“I’m Swamp Girl,” says Indrastuti Rumanti, a bubbly scientist with the Indonesian Center for Rice Research. She’s just ducked out of a lengthy meeting with her fellow rice-heads here in Bogor, but the conference room is not Rumanti’s preferred habitat: She’d rather be mucking about in experimental rice paddies.
“Farmers in those areas are more traditional, still very pure and have a big dedication to their land,” she says. “I would like to help them.” Her other goal? Feeding Asia.

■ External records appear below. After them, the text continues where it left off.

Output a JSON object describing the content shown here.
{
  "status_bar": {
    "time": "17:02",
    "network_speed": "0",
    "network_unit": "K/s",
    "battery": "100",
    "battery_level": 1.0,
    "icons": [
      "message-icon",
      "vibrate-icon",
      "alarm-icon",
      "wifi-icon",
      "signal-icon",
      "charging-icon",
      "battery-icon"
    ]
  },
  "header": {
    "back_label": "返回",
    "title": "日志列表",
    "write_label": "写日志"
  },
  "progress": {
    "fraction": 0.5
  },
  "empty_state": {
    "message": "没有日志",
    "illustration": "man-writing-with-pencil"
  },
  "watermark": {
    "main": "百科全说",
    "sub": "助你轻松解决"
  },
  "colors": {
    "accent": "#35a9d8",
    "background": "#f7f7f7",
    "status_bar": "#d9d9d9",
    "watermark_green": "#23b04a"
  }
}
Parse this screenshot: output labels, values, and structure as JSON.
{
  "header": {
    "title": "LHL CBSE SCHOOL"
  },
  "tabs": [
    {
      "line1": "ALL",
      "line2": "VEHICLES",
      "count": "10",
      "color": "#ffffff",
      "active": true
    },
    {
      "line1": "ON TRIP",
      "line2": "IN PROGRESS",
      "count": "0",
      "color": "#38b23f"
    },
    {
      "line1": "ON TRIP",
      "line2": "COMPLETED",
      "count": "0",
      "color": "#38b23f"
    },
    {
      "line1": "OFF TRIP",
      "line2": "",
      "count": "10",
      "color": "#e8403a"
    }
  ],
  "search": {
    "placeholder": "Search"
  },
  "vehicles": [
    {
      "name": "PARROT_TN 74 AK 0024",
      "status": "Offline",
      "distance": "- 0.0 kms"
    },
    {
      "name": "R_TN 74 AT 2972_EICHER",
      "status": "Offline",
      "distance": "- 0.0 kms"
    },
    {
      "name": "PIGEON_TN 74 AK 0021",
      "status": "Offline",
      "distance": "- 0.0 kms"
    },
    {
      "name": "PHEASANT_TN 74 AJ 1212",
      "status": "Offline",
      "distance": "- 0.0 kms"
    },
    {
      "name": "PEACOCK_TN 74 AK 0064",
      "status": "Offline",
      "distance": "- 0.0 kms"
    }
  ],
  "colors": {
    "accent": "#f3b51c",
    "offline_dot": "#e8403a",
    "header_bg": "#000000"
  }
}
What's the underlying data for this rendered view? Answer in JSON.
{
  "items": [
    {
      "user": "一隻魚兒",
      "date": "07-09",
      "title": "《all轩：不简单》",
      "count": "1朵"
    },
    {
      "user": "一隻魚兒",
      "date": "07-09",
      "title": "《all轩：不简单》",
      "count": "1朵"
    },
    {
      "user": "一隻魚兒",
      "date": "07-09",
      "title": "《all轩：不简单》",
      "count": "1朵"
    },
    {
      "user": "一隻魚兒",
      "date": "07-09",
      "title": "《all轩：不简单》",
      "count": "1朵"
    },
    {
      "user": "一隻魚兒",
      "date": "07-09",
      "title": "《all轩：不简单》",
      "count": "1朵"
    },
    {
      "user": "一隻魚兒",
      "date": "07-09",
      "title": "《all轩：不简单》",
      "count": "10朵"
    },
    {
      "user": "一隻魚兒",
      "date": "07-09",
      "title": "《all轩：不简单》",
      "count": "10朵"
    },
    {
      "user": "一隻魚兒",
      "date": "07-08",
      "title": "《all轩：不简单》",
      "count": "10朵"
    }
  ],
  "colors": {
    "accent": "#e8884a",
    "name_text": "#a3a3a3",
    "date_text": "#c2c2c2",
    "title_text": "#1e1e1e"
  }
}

How those small farmers harvest their swamps will have a global ripple effect. Rumanti and other scientists are at the forefront of a new revolution in rice, developing breeds designed to feed an ever-hungrier population that’s expected to hit 10 billion by 2060. They are the intellectual heirs of scientists in the first Green Revolution, which began in the 1960s and relied on fertilizers, pesticides and high-yield varieties to triple yields in Asia, outpacing the continent’s population growth.
In recent years, though, those gains have stalled, and the current crop of rice researchers is fighting a new enemy: climate change. The warming planet brings not just heat and drought, but also floods, salinity, disease and toxic soils. The weapon of choice in Green Revolution 2.0? Gene splicing and selective breeding.
Source: Ozy (link opens in a new window)